Items from an interface collection:
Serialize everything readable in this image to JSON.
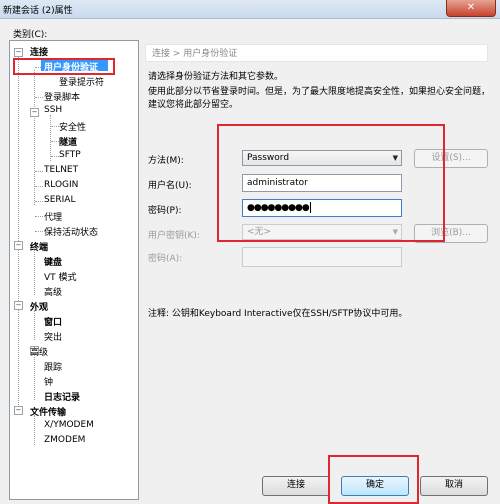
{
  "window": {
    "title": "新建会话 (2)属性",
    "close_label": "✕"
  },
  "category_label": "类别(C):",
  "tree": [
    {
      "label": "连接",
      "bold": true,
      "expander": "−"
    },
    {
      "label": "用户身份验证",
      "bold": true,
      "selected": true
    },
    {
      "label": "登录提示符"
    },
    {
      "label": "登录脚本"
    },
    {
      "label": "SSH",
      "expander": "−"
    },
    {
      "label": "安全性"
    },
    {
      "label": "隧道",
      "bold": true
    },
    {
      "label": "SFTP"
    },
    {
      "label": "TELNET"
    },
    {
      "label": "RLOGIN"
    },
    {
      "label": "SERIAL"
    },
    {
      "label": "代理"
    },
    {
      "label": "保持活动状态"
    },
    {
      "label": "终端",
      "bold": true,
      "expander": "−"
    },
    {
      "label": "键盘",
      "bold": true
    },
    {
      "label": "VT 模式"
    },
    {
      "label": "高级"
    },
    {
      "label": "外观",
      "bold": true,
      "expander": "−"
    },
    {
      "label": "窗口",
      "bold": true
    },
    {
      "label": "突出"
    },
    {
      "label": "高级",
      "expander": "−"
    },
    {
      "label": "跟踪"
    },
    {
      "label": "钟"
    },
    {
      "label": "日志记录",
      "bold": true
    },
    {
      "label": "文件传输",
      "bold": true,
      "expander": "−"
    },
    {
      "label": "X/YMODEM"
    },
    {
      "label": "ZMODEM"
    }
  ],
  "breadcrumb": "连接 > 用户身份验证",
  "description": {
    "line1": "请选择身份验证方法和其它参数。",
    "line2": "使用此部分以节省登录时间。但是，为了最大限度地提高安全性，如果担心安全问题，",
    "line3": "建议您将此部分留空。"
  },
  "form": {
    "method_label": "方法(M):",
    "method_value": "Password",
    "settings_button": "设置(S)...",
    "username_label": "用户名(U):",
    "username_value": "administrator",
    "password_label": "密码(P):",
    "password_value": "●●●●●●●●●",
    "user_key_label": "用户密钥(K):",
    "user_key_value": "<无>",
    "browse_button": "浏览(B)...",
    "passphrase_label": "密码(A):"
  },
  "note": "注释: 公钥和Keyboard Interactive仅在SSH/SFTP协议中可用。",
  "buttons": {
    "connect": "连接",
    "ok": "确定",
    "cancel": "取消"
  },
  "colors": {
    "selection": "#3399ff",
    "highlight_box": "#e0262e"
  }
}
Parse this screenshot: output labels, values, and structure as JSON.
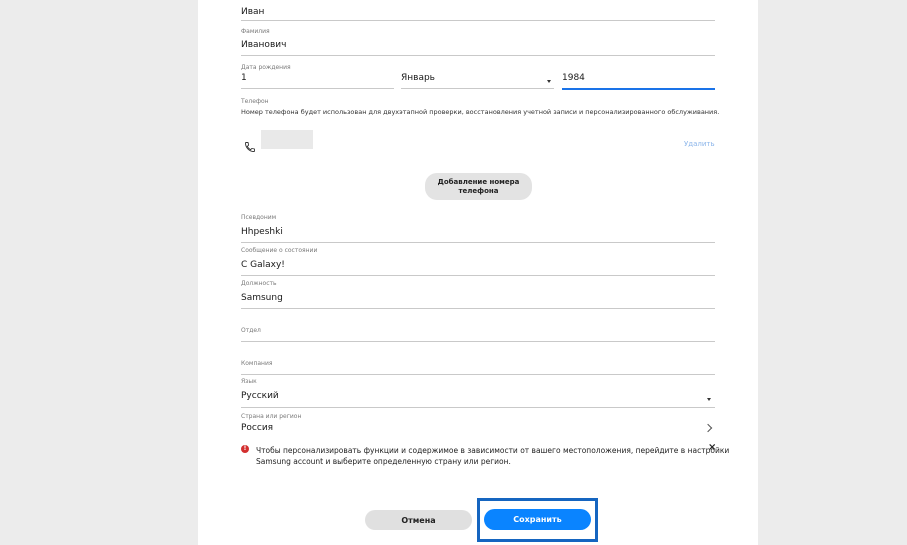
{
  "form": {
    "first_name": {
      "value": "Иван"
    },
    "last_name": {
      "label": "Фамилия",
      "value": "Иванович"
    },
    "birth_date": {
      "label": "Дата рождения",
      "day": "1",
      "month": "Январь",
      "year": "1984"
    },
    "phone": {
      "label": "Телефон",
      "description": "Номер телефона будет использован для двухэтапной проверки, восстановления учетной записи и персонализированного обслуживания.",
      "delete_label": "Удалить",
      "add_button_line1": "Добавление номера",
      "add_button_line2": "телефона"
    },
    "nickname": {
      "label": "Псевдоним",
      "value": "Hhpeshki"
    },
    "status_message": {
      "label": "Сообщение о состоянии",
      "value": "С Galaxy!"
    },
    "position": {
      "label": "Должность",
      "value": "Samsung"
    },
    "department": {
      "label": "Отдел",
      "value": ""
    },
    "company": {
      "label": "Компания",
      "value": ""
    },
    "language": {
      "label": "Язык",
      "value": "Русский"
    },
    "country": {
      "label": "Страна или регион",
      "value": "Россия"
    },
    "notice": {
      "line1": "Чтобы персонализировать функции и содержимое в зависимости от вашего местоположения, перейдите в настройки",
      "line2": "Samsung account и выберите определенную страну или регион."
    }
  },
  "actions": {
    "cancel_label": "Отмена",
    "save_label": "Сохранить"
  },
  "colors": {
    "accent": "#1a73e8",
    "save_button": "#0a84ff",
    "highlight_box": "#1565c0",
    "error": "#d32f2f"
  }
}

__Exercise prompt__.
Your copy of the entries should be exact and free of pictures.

__Solution__.
Serialize everything readable in this image to JSON.
{
  "window": {
    "title": "新建会话 (2)属性",
    "close_label": "✕"
  },
  "category_label": "类别(C):",
  "tree": [
    {
      "label": "连接",
      "bold": true,
      "expander": "−"
    },
    {
      "label": "用户身份验证",
      "bold": true,
      "selected": true
    },
    {
      "label": "登录提示符"
    },
    {
      "label": "登录脚本"
    },
    {
      "label": "SSH",
      "expander": "−"
    },
    {
      "label": "安全性"
    },
    {
      "label": "隧道",
      "bold": true
    },
    {
      "label": "SFTP"
    },
    {
      "label": "TELNET"
    },
    {
      "label": "RLOGIN"
    },
    {
      "label": "SERIAL"
    },
    {
      "label": "代理"
    },
    {
      "label": "保持活动状态"
    },
    {
      "label": "终端",
      "bold": true,
      "expander": "−"
    },
    {
      "label": "键盘",
      "bold": true
    },
    {
      "label": "VT 模式"
    },
    {
      "label": "高级"
    },
    {
      "label": "外观",
      "bold": true,
      "expander": "−"
    },
    {
      "label": "窗口",
      "bold": true
    },
    {
      "label": "突出"
    },
    {
      "label": "高级",
      "expander": "−"
    },
    {
      "label": "跟踪"
    },
    {
      "label": "钟"
    },
    {
      "label": "日志记录",
      "bold": true
    },
    {
      "label": "文件传输",
      "bold": true,
      "expander": "−"
    },
    {
      "label": "X/YMODEM"
    },
    {
      "label": "ZMODEM"
    }
  ],
  "breadcrumb": "连接 > 用户身份验证",
  "description": {
    "line1": "请选择身份验证方法和其它参数。",
    "line2": "使用此部分以节省登录时间。但是，为了最大限度地提高安全性，如果担心安全问题，",
    "line3": "建议您将此部分留空。"
  },
  "form": {
    "method_label": "方法(M):",
    "method_value": "Password",
    "settings_button": "设置(S)...",
    "username_label": "用户名(U):",
    "username_value": "administrator",
    "password_label": "密码(P):",
    "password_value": "●●●●●●●●●",
    "user_key_label": "用户密钥(K):",
    "user_key_value": "<无>",
    "browse_button": "浏览(B)...",
    "passphrase_label": "密码(A):"
  },
  "note": "注释: 公钥和Keyboard Interactive仅在SSH/SFTP协议中可用。",
  "buttons": {
    "connect": "连接",
    "ok": "确定",
    "cancel": "取消"
  },
  "colors": {
    "selection": "#3399ff",
    "highlight_box": "#e0262e"
  }
}
Parse this screenshot: output labels, values, and structure as JSON.
{
  "form": {
    "first_name": {
      "value": "Иван"
    },
    "last_name": {
      "label": "Фамилия",
      "value": "Иванович"
    },
    "birth_date": {
      "label": "Дата рождения",
      "day": "1",
      "month": "Январь",
      "year": "1984"
    },
    "phone": {
      "label": "Телефон",
      "description": "Номер телефона будет использован для двухэтапной проверки, восстановления учетной записи и персонализированного обслуживания.",
      "delete_label": "Удалить",
      "add_button_line1": "Добавление номера",
      "add_button_line2": "телефона"
    },
    "nickname": {
      "label": "Псевдоним",
      "value": "Hhpeshki"
    },
    "status_message": {
      "label": "Сообщение о состоянии",
      "value": "С Galaxy!"
    },
    "position": {
      "label": "Должность",
      "value": "Samsung"
    },
    "department": {
      "label": "Отдел",
      "value": ""
    },
    "company": {
      "label": "Компания",
      "value": ""
    },
    "language": {
      "label": "Язык",
      "value": "Русский"
    },
    "country": {
      "label": "Страна или регион",
      "value": "Россия"
    },
    "notice": {
      "line1": "Чтобы персонализировать функции и содержимое в зависимости от вашего местоположения, перейдите в настройки",
      "line2": "Samsung account и выберите определенную страну или регион."
    }
  },
  "actions": {
    "cancel_label": "Отмена",
    "save_label": "Сохранить"
  },
  "colors": {
    "accent": "#1a73e8",
    "save_button": "#0a84ff",
    "highlight_box": "#1565c0",
    "error": "#d32f2f"
  }
}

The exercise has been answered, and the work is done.